As fans have come to expect with each new generation of Pokémon since X and Y, Scarlet and Violet introduce a new game mechanic that makes battles in Scarlet and Violet distinct, as compared to battles in other games in the franchise: Terrastilization. It’s an act which causes Pokémon to take on a crystalline appearance. The Pokémon will change its type mid-battle, and its moves gain a boost in power, depending on the type it takes on. It’s a neat little gimmick that adds spectacle to in-game battles, and is certainly something to account for for competitive players participating in competitions that allow for it.
Aside from competitive battles, much of Scarlet and Violet’s post-game content seems to hinge on Tera Raid battles. You can find some easier ones during the main playthrough, but you’ll eventually have access to five-star raids, which pose a serious challenge to players who intend to solo them. Afterwards, players can access six-star raids, which are a lot more challenging than the raid dens in Sword/Shield. In many cases, it’ll take a team of players with specific Pokémon and specific builds to be more likely to win.

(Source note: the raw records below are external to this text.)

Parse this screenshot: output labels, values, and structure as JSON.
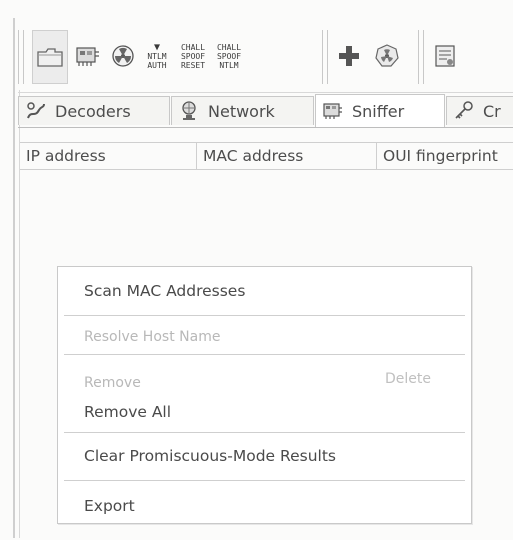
{
  "toolbar": {
    "buttons": [
      {
        "icon": "folder-icon"
      },
      {
        "icon": "sniffer-card-icon"
      },
      {
        "icon": "radiation-icon"
      },
      {
        "icon": "ntlm-auth-icon",
        "label_line1": "NTLM",
        "label_line2": "AUTH"
      },
      {
        "icon": "chall-spoof-reset-icon",
        "label_line1": "CHALL",
        "label_line2": "SPOOF",
        "label_line3": "RESET"
      },
      {
        "icon": "chall-spoof-ntlm-icon",
        "label_line1": "CHALL",
        "label_line2": "SPOOF",
        "label_line3": "NTLM"
      },
      {
        "icon": "plus-icon"
      },
      {
        "icon": "radiation-badge-icon"
      },
      {
        "icon": "certificate-icon"
      }
    ]
  },
  "tabs": [
    {
      "label": "Decoders",
      "icon": "decoders-icon"
    },
    {
      "label": "Network",
      "icon": "network-icon"
    },
    {
      "label": "Sniffer",
      "icon": "sniffer-icon"
    },
    {
      "label": "Cr",
      "icon": "cracker-icon"
    }
  ],
  "columns": [
    "IP address",
    "MAC address",
    "OUI fingerprint"
  ],
  "context_menu": {
    "scan_mac": "Scan MAC Addresses",
    "resolve_host": "Resolve Host Name",
    "remove": "Remove",
    "remove_shortcut": "Delete",
    "remove_all": "Remove All",
    "clear_promiscuous": "Clear Promiscuous-Mode Results",
    "export": "Export"
  }
}
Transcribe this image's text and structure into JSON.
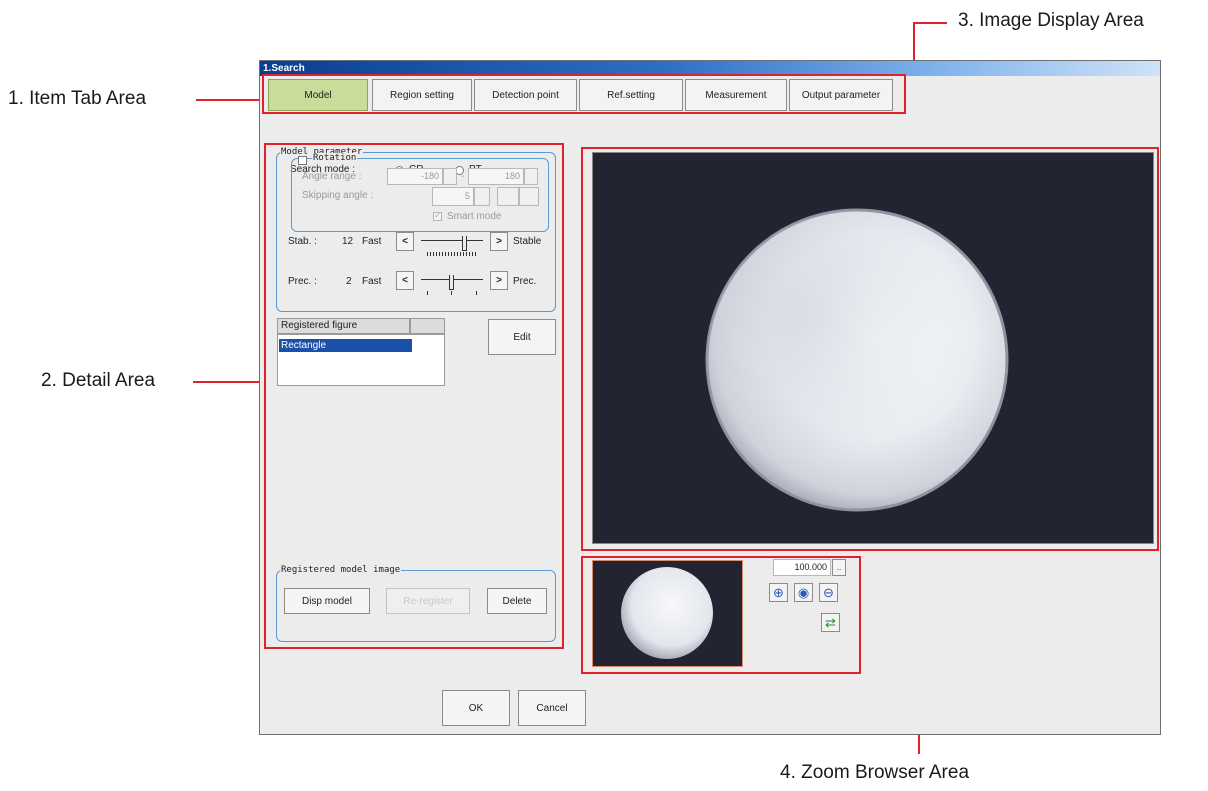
{
  "callouts": {
    "item_tab_area": "1. Item Tab Area",
    "detail_area": "2. Detail Area",
    "image_display_area": "3. Image Display Area",
    "zoom_browser_area": "4. Zoom Browser Area"
  },
  "window": {
    "title": "1.Search",
    "tabs": [
      "Model",
      "Region setting",
      "Detection point",
      "Ref.setting",
      "Measurement",
      "Output parameter"
    ],
    "active_tab": "Model"
  },
  "model_parameter": {
    "label": "Model parameter",
    "search_mode_label": "Search mode :",
    "mode_cr": "CR",
    "mode_pt": "PT",
    "selected_mode": "CR",
    "rotation": {
      "label": "Rotation",
      "checked": false,
      "angle_range_label": "Angle range :",
      "angle_min": "-180",
      "angle_sep": "-",
      "angle_max": "180",
      "skipping_angle_label": "Skipping angle :",
      "skipping_angle": "5",
      "smart_mode_label": "Smart mode",
      "smart_mode_checked": true
    },
    "stab": {
      "label": "Stab. :",
      "value": "12",
      "left": "Fast",
      "right": "Stable",
      "dec": "<",
      "inc": ">"
    },
    "prec": {
      "label": "Prec. :",
      "value": "2",
      "left": "Fast",
      "right": "Prec.",
      "dec": "<",
      "inc": ">"
    }
  },
  "registered_figure": {
    "header": "Registered figure",
    "items": [
      "Rectangle"
    ],
    "edit_button": "Edit"
  },
  "registered_model_image": {
    "label": "Registered model image",
    "disp_model": "Disp model",
    "middle_button": "Re-register",
    "delete": "Delete"
  },
  "zoom": {
    "value": "100.000",
    "dropdown": "..",
    "icons": [
      "zoom-in-icon",
      "zoom-fit-icon",
      "zoom-out-icon",
      "reload-icon"
    ]
  },
  "footer": {
    "ok": "OK",
    "cancel": "Cancel"
  },
  "colors": {
    "highlight_red": "#e0222a",
    "active_tab": "#c9dc9a",
    "group_border": "#5b9bd5",
    "title_blue": "#0a3e8e"
  }
}
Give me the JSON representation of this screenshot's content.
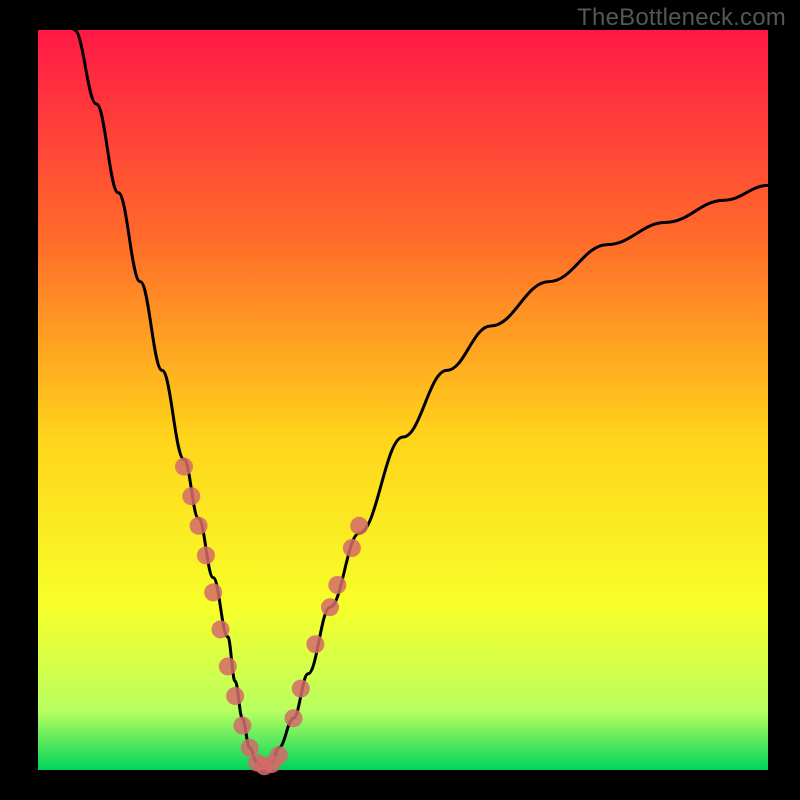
{
  "watermark": "TheBottleneck.com",
  "chart_data": {
    "type": "line",
    "title": "",
    "xlabel": "",
    "ylabel": "",
    "xlim": [
      0,
      100
    ],
    "ylim": [
      0,
      100
    ],
    "legend": false,
    "grid": false,
    "background_gradient": {
      "top": "#ff1846",
      "mid_upper": "#ff6a2a",
      "mid": "#ffd41a",
      "mid_lower": "#f7ff2a",
      "lower": "#b8ff60",
      "bottom": "#00d45a"
    },
    "series": [
      {
        "name": "bottleneck-curve",
        "color": "#000000",
        "x": [
          5,
          8,
          11,
          14,
          17,
          20,
          22,
          24,
          26,
          27,
          28,
          29,
          30,
          31,
          32,
          33,
          35,
          37,
          40,
          44,
          50,
          56,
          62,
          70,
          78,
          86,
          94,
          100
        ],
        "y": [
          100,
          90,
          78,
          66,
          54,
          42,
          34,
          26,
          18,
          12,
          7,
          3,
          1,
          0.5,
          1,
          3,
          7,
          13,
          22,
          32,
          45,
          54,
          60,
          66,
          71,
          74,
          77,
          79
        ]
      }
    ],
    "scatter": [
      {
        "name": "sample-points-left",
        "color": "#d46a6a",
        "points": [
          {
            "x": 20,
            "y": 41
          },
          {
            "x": 21,
            "y": 37
          },
          {
            "x": 22,
            "y": 33
          },
          {
            "x": 23,
            "y": 29
          },
          {
            "x": 24,
            "y": 24
          },
          {
            "x": 25,
            "y": 19
          },
          {
            "x": 26,
            "y": 14
          },
          {
            "x": 27,
            "y": 10
          },
          {
            "x": 28,
            "y": 6
          },
          {
            "x": 29,
            "y": 3
          }
        ]
      },
      {
        "name": "sample-points-bottom",
        "color": "#d46a6a",
        "points": [
          {
            "x": 30,
            "y": 1
          },
          {
            "x": 31,
            "y": 0.5
          },
          {
            "x": 32,
            "y": 0.8
          },
          {
            "x": 33,
            "y": 2
          }
        ]
      },
      {
        "name": "sample-points-right",
        "color": "#d46a6a",
        "points": [
          {
            "x": 35,
            "y": 7
          },
          {
            "x": 36,
            "y": 11
          },
          {
            "x": 38,
            "y": 17
          },
          {
            "x": 40,
            "y": 22
          },
          {
            "x": 41,
            "y": 25
          },
          {
            "x": 43,
            "y": 30
          },
          {
            "x": 44,
            "y": 33
          }
        ]
      }
    ]
  }
}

The soundtrack, by the way, is the best in the series. No question. Whether it’s the upbeat gym leader tune which is almost as good as the gym leader tune in Sword/Shield, the atmospheric environmental tunes that switches to an alternate track when mounting the ride Pokémon, the recurring leitmotif, and the bangin’ battle themes that play during a few key battles, it’s various degrees of excellent. Toby Fox’s presence may be controversial, but it’s plain that he’s a positive asset, and Pokémon’s music direction benefits huge from his input.
The game isn’t without flaws, but those mainly come down to performance issues, which make it evident that the game was rushed. Yet, this is one case where the good greatly overtakes the bad, to the point that the issues with performance are actually easy to overlook, even if they do sometimes take one out of the experience.
I suppose another complaint that one can think of is that there isn’t much of a postgame for those who aren’t terribly interested in Tera Raid battles. Because, those aside, there aren’t many post-game battles that are much of a challenge. That’s a problem that might be resolved through a future DLC package, which would be great for those who are patient and willing to spend more.
But as for the game as it is, I feel like I definitely got my money’s worth. If it weren’t for the technical issues, it wouldn’t seem out of place in the running for distinctions such as Game of the Year.
But as they are right now, Pokémon Scarlet and Violet are deserving of high recommendations, and a score of 9.5 out of 10.
But if you’re a fan of the Pokémon series, you probably already bought it. Great choice.